Carrollton is a river town midway between Louisville and Cincinnati. Visitors can relax at Welch’s Riverside Restaurant, which offers a view of the Ohio River for breakfast, lunch, and dinner. Afterward, you may want to tour the Old Stone Jail, built in 1880 and used until 1969. For sure, your visit will be much more enjoyable than those experienced by law breakers years ago.
FRONTIER LIFE SURVIVES IN OLD WASHINGTON
On the outskirts of Maysville is a village more than 200 years old, known today as the historic district Old Washington. Founded in 1786, its original flagstone sidewalks, 18th-century log cabin, frame, and brick buildings give visitors a glimpse of what the Kentucky frontier was like.
Start at the visitor’s center in Paxton House, next door to the Paxton Inn. Built by lawyer and abolitionist James Paxton, the inn was a popular gathering place for travelers and locals to discuss the issues of the day. Here you can begin a self-guided walking tour, or a guide is available seven days a week, 10 a.m.-3 p.m.
The Albert Sidney Johnston House, the childhood home of the Civil War general who died in the Battle of Shiloh, is a popular site in the village, as is the Harriet Beecher Stowe Slavery to Freedom Museum.
Old Washington has several interesting shops that sell antiques and gifts.
Cathedral of Basilica of the Assumption
1140 Madison Ave., Covington
Open daily year-round Monday-Saturday,
10 a.m.-4 p.m. Free admission.
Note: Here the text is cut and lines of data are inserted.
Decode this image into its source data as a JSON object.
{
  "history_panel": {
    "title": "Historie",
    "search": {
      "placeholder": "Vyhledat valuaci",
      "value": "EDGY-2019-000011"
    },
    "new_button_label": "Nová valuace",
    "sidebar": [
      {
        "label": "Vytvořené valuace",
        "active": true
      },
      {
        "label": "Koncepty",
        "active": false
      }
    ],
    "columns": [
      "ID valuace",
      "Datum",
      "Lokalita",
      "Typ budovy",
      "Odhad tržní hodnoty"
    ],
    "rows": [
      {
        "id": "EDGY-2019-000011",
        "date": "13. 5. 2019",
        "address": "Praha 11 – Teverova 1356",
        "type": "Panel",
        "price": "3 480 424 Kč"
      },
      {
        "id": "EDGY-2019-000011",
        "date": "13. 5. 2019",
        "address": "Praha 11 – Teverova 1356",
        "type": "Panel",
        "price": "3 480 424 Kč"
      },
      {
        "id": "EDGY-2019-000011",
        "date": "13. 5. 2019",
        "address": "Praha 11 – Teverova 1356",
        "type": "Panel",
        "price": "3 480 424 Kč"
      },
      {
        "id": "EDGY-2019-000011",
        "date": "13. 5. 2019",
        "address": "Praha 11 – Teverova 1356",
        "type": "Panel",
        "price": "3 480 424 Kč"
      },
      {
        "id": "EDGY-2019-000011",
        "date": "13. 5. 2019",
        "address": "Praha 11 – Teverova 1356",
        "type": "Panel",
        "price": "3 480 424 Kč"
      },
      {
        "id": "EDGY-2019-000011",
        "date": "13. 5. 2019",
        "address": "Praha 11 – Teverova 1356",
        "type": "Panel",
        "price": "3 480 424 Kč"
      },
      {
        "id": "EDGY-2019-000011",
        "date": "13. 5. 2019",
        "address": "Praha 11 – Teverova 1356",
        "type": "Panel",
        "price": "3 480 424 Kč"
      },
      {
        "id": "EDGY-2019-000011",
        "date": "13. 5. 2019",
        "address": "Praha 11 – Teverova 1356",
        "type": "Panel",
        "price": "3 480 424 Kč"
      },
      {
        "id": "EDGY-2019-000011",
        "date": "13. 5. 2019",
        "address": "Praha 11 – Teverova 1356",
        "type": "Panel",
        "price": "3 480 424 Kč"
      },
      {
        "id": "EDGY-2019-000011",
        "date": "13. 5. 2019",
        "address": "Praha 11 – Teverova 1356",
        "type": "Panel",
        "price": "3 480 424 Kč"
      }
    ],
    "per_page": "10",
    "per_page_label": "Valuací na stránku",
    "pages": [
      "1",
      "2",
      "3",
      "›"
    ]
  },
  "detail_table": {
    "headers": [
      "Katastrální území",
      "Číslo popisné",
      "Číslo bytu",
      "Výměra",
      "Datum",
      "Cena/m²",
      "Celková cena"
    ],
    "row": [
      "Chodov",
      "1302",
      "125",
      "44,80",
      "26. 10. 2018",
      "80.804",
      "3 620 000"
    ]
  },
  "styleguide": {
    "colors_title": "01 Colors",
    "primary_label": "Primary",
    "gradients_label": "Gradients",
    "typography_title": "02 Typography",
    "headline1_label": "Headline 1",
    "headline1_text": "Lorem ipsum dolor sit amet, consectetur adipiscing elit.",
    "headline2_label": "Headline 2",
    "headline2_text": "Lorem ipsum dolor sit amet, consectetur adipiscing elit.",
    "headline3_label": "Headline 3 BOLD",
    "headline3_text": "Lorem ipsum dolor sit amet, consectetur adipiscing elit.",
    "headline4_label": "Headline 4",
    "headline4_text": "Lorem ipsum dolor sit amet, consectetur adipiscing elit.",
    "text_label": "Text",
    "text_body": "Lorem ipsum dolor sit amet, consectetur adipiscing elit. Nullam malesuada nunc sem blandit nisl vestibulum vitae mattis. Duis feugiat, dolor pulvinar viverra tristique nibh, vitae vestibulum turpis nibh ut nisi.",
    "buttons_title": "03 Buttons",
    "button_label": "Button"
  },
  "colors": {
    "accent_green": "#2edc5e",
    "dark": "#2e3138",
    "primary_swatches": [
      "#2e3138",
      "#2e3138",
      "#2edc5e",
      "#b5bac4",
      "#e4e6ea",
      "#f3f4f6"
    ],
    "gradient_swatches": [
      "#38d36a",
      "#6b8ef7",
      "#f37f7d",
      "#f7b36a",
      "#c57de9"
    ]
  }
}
2800 Bullittsburg Church Road, Petersburg
Open Sunday-Saturday; $21.95 adults.
Call or see Web site for times and
other ticket prices.
Kentucky Gateway Museum Center
215 Sutton Street, Maysville
Open Tuesday-Friday, 10 a.m.-5 p.m.,
Saturday, 10 a.m.-4 p.m., Sunday, 1-4 p.m.;
museum only, $10; library, $5; students, $2.
406 W. Sixth St., Covington
Maysville-Mason County Convention & Visitors Bureau
216 Bridge St., Maysville
National Underground Railroad Museum
38 W. Fourth Street, Maysville
Open February through October only;
Wednesday, Friday, and Saturday, 10 a.m.-3 p.m.,
or by appointment; $4 ages 13 and up, $2 ages 12 and under.
Northern Kentucky Convention
& Visitors Bureau
50 E. RiverCenter Blvd. Suite 200, Covington
1 Aquarium Way, Newport
Open 365 days, winter hours 10 a.m.-6 p.m. until
Memorial Day, then 9 a.m.-7 p.m. daily for summer.
Adults $22; ages 2-12, $15; under 2, free.
The Rosemary Clooney House
106 E. Riverside Drive, Augusta
Open Monday-Friday, 11 a.m.-4 p.m.; Saturday,
11 a.m.-5 p.m.; Sunday, 1-5 p.m.; $5 admission.